Like elephants, kangaroos are a unique species, with limited variation, and range from the massive reds of central Australia, to small brown-gray rock wallabies. Their representation in souvenir shops is mostly uniform, of the soft toy or keyring type, or emblazoned on timber, ceramic and plastic souvenirs, size and colour being the only real points of differentiation. Elephants, likewise, come in two basic types, the massive African and the smaller, more subdued, Indian or Asian. Just as the kangaroo has come to represent Australia (Franklin, 2010, see also Leite & Graburn 2012), the elephant has become an essential symbol in the identity formation of different but related people and cultures across Southeast Asia.
Elephants, also, tend to appear as two character types, within most Southeast Asian cultures in which they are endemic, either as beast of burden, or as characters woven into the myths of particular primitive belief systems. Pinsri (2010: p 160) notes that the elephant’s reputed strength, patience and intelligence, together with its engagement in labour, transportation and warfare have seen its status elevated to that of the higher realm of animals, including as a symbol of royalty and interwoven into Hindu and Buddhist mythology. One might say, they are manifested as both sacred and profane beings. The tourist perspective, particularly that of the Western tourist, adds further dimensions to the image of the world’s largest land mammal, that of ultimate exotic creature, fun fair ride and circus performer, animated landscape feature and, given most filmic representations, cute creature of dim wits. In most instances, the Asian elephant is conceptualised as domesticated, in contrast to the wild noble beats of Africa, viewed from afar by safari tourist.
The departure point for this paper is the belief that the variation and abstraction of each elephant figurine, is, in part, influenced by the myths and stories that exist about the animal within each different culture. That such representations are informed by the technical, social and economic development and the availability and selection of media. Artistic, or formal, elements that vary as a result are: architectural configuration, or sculptural form; perspective; surface treatment; balance; media; utility and of course souvenir function, both symbolic and utilitarian. In the area of souvenir function, the consumer also exerts an influence on the resultant form, scale, media and configuration. This is most visible in regions with a developing tourism industry (Richards, 2014; Hume, 2013; Littlefield Kasfir, 1999; Steiner, C.B, 1999).

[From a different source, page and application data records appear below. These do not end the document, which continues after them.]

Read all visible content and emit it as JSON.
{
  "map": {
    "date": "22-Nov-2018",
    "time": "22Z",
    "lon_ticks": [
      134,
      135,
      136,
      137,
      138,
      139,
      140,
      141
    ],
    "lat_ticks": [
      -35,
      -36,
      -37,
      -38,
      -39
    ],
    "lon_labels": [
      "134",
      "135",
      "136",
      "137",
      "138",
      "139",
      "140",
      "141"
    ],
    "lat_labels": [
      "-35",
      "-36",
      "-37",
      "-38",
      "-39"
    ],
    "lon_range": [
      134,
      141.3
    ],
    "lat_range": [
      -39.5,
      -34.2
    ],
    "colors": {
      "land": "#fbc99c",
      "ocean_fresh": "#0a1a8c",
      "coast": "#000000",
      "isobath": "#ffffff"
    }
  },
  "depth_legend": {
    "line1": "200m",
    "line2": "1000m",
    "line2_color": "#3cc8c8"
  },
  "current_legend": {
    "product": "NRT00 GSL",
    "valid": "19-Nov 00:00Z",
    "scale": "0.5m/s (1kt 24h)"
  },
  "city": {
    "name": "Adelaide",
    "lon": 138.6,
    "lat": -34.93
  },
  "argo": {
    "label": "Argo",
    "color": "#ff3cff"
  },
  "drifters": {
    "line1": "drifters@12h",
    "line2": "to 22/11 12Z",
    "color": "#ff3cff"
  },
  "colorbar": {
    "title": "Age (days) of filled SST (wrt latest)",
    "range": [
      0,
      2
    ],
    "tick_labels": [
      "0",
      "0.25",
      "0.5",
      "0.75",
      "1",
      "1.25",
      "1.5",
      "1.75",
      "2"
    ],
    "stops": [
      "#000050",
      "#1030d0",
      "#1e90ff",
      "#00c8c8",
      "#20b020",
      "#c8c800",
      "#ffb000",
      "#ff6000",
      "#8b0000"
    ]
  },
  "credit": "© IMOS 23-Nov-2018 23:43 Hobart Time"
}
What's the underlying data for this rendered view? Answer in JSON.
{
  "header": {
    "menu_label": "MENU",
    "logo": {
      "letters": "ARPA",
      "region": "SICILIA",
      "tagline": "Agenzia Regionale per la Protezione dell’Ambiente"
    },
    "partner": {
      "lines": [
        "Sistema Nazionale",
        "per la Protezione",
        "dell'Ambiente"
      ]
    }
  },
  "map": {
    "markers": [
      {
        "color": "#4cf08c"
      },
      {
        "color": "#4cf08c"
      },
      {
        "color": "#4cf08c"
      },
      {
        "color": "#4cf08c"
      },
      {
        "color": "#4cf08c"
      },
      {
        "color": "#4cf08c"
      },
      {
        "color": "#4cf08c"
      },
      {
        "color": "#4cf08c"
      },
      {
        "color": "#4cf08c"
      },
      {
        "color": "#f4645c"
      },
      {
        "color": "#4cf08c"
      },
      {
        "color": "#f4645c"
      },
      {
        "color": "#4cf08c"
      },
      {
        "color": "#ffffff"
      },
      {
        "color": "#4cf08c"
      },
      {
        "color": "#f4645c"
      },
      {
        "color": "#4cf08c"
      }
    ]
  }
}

In order to track the changes and convergences in the development of elephant souvenirs, this paper begins with a survey of ceramic figures, discovered in various museum catalogs and related texts, following which I trace the stylistic and cultural threads between surveyed museum artifacts and souvenir elephants, or in some cases identify points at which such historical threads ceased to exist and new ones have been introduced.